In addition to playing cricket, the Aborigines frequently put on an exhibition of boomerang and spear throwing at the conclusion of a match. Dick-a-Dick would also hold a narrow parrying shield and invite people throw cricket balls at him, which he warded off with the shield. The Aborigines were narrowly beaten in a cricket-ball-throwing competition by an emerging English all-rounder of star quality, 20-year-old W. G. Grace, who threw 118 yards.
The team arrived back in Sydney in February 1869. They played a match against a military team the following month, then split up. Twopenny later moved to New South Wales and played for the colony against Victoria in 1870. Cuzens died of dysentery the following year. Mullagh was employed as a professional with the Melbourne Cricket Club and represented Victoria against the touring English team in 1879, when he top scored in the second innings.
The Central Board for Aborigines ruled in 1869 that it would be illegal to remove any Aborigine from the colony of Victoria without the approval of the government minister. This effectively curtailed the involvement of Aborigines in the game.
A 2002 documentary film — A fine body of Gentlemen made by the Australian Broadcasting Corporation and Film Illawarra and directed by Geoff Burton described the background to each of the players and the matches in detail.
- "Aboriginal cricket: The first Australian tour of England, 1868". BBC News. 2013-07-09. Retrieved 2013-07-09.
- "M.C.C. vs. Ten Aboriginals with T. W. Wills". Bell's Life in Victoria and Sporting Chronicle (Melbourne). 29 December 1866. p. 2. Retrieved 25 January 2016.
- Old 'Un, "An Old Time Team of Darkies", Euroa Advertiser, 2 April 1897, p. 3.
- Ricketts, Olly (9 July 2013). "Aboriginal cricket: The first Australian tour of England, 1868". BBC News Magazine. BBC. Retrieved 9 July 2013.
- "The Home of CricketArchive". Cricketarchive.com. Retrieved 2014-04-06.
- "Aboriginies - The first Australian cricket team". Convictcreations.com. Retrieved 2014-04-06.
- "Bats Test". Glasgow Herald. 14 May 1988. Retrieved 25 June 2011.
- "Ashes of Dark Past". Brisbane Times. 21 June 2009. Retrieved 24 June 2011.
- "A Fine Body of Gentlemen". Film Illawarra. Archived from the original on 2005-04-04. Retrieved 2005-05-22.
- Ashley Mallett (2002). Lords' Dreaming: Cricket on the Run - The 1868 Aboriginal Tour of England. ISBN 0-285-63640-5.
- Ashley Mallett, The Black Lords of Summer: The Story of the 1868 Aboriginal Tour of England and Beyond, University of Queensland, 2002. ISBN 0-7022-3262-9
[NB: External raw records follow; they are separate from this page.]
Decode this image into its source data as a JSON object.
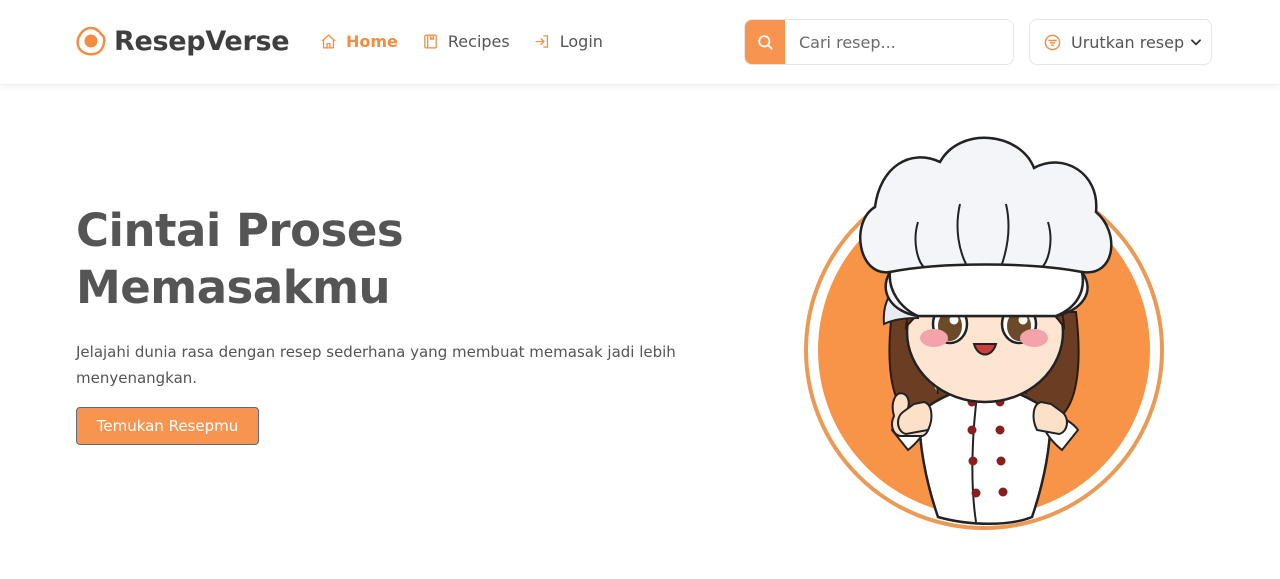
{
  "brand": {
    "name": "ResepVerse",
    "logo_icon": "fried-egg-icon",
    "accent": "#f79550"
  },
  "nav": {
    "items": [
      {
        "label": "Home",
        "icon": "home-icon",
        "active": true
      },
      {
        "label": "Recipes",
        "icon": "book-icon",
        "active": false
      },
      {
        "label": "Login",
        "icon": "login-icon",
        "active": false
      }
    ]
  },
  "search": {
    "placeholder": "Cari resep...",
    "value": "",
    "icon": "search-icon"
  },
  "sort": {
    "label": "Urutkan resep",
    "icon": "filter-icon"
  },
  "hero": {
    "title_line1": "Cintai Proses",
    "title_line2": "Memasakmu",
    "subtitle": "Jelajahi dunia rasa dengan resep sederhana yang membuat memasak jadi lebih menyenangkan.",
    "cta_label": "Temukan Resepmu",
    "image": "chef-girl-illustration"
  }
}
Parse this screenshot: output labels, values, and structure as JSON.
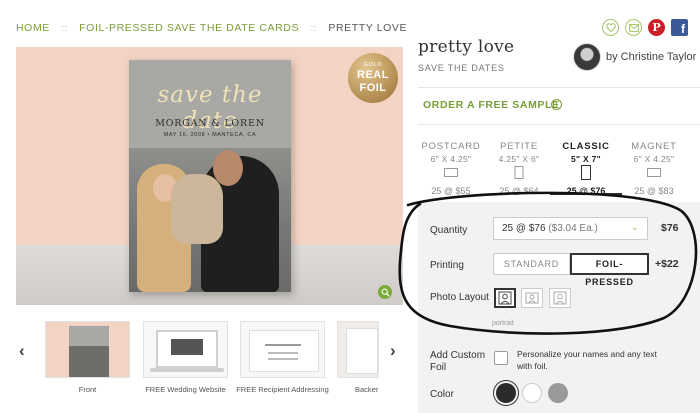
{
  "breadcrumb": {
    "home": "HOME",
    "category": "FOIL-PRESSED SAVE THE DATE CARDS",
    "current": "PRETTY LOVE",
    "separator": "::"
  },
  "social_icons": [
    "heart-icon",
    "mail-icon",
    "pinterest-icon",
    "facebook-icon"
  ],
  "hero": {
    "card_script": "save the date",
    "card_names": "MORGAN & LOREN",
    "card_date": "MAY 16, 2008 • MANTECA, CA",
    "badge": {
      "line1": "GOLD",
      "line2": "REAL",
      "line3": "FOIL"
    }
  },
  "thumbnails": [
    {
      "label": "Front"
    },
    {
      "label": "FREE Wedding Website"
    },
    {
      "label": "FREE Recipient Addressing"
    },
    {
      "label": "Backer"
    }
  ],
  "product": {
    "title": "pretty love",
    "subtitle": "SAVE THE DATES",
    "designer": "by Christine Taylor",
    "sample_link": "ORDER A FREE SAMPLE"
  },
  "sizes": [
    {
      "name": "POSTCARD",
      "dims": "6\" X 4.25\"",
      "price": "25 @ $55",
      "selected": false
    },
    {
      "name": "PETITE",
      "dims": "4.25\" X 6\"",
      "price": "25 @ $64",
      "selected": false
    },
    {
      "name": "CLASSIC",
      "dims": "5\" X 7\"",
      "price": "25 @ $76",
      "selected": true
    },
    {
      "name": "MAGNET",
      "dims": "6\" X 4.25\"",
      "price": "25 @ $83",
      "selected": false
    }
  ],
  "options": {
    "quantity_label": "Quantity",
    "quantity_value": "25 @ $76",
    "quantity_each": "($3.04 Ea.)",
    "quantity_total": "$76",
    "printing_label": "Printing",
    "printing_standard": "STANDARD",
    "printing_foil": "FOIL-PRESSED",
    "printing_add": "+$22",
    "layout_label": "Photo Layout",
    "layout_caption": "portrait",
    "custom_foil_label_1": "Add Custom",
    "custom_foil_label_2": "Foil",
    "custom_foil_desc": "Personalize your names and any text with foil.",
    "color_label": "Color"
  },
  "colors": {
    "accent_green": "#7a9d3a",
    "swatches": [
      "#2b2b2b",
      "#ffffff",
      "#9a9a9a"
    ]
  }
}
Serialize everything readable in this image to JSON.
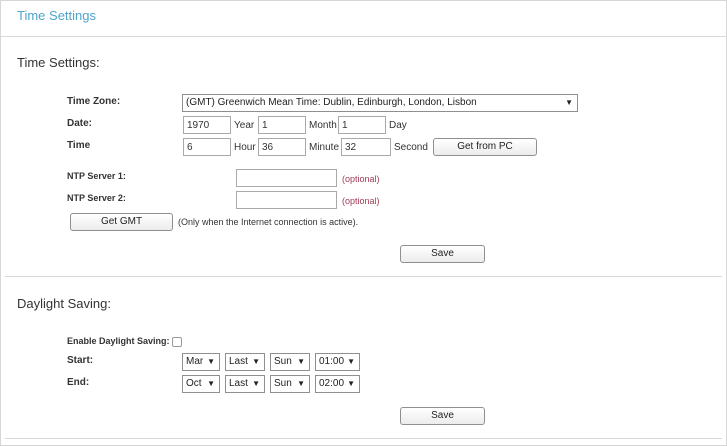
{
  "header": {
    "title": "Time Settings"
  },
  "time_section": {
    "title": "Time Settings:",
    "time_zone": {
      "label": "Time Zone:",
      "value": "(GMT) Greenwich Mean Time: Dublin, Edinburgh, London, Lisbon",
      "chev": "▼"
    },
    "date": {
      "label": "Date:",
      "year": "1970",
      "year_unit": "Year",
      "month": "1",
      "month_unit": "Month",
      "day": "1",
      "day_unit": "Day"
    },
    "time": {
      "label": "Time",
      "hour": "6",
      "hour_unit": "Hour",
      "minute": "36",
      "minute_unit": "Minute",
      "second": "32",
      "second_unit": "Second",
      "get_from_pc": "Get from PC"
    },
    "ntp1": {
      "label": "NTP Server 1:",
      "value": "",
      "optional": "(optional)"
    },
    "ntp2": {
      "label": "NTP Server 2:",
      "value": "",
      "optional": "(optional)"
    },
    "get_gmt": {
      "label": "Get GMT",
      "note": "(Only when the Internet connection is active)."
    },
    "save": "Save"
  },
  "dst_section": {
    "title": "Daylight Saving:",
    "enable_label": "Enable Daylight Saving:",
    "enabled": false,
    "start": {
      "label": "Start:",
      "month": "Mar",
      "week": "Last",
      "day": "Sun",
      "time": "01:00"
    },
    "end": {
      "label": "End:",
      "month": "Oct",
      "week": "Last",
      "day": "Sun",
      "time": "02:00"
    },
    "chev": "▼",
    "save": "Save"
  }
}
- Bernard Whimpress (1999). Passport To Nowhere: Aborigines In Australian Cricket 1850-1939. Walla Walla Press, Sydney. ISBN 1-876718-06-4.
- John Mulvaney and Rex Harcourt (1988). Cricket Walkabout: The Australian Aborigines In England. Macmillan Australia. ISBN 0-333-43086-7.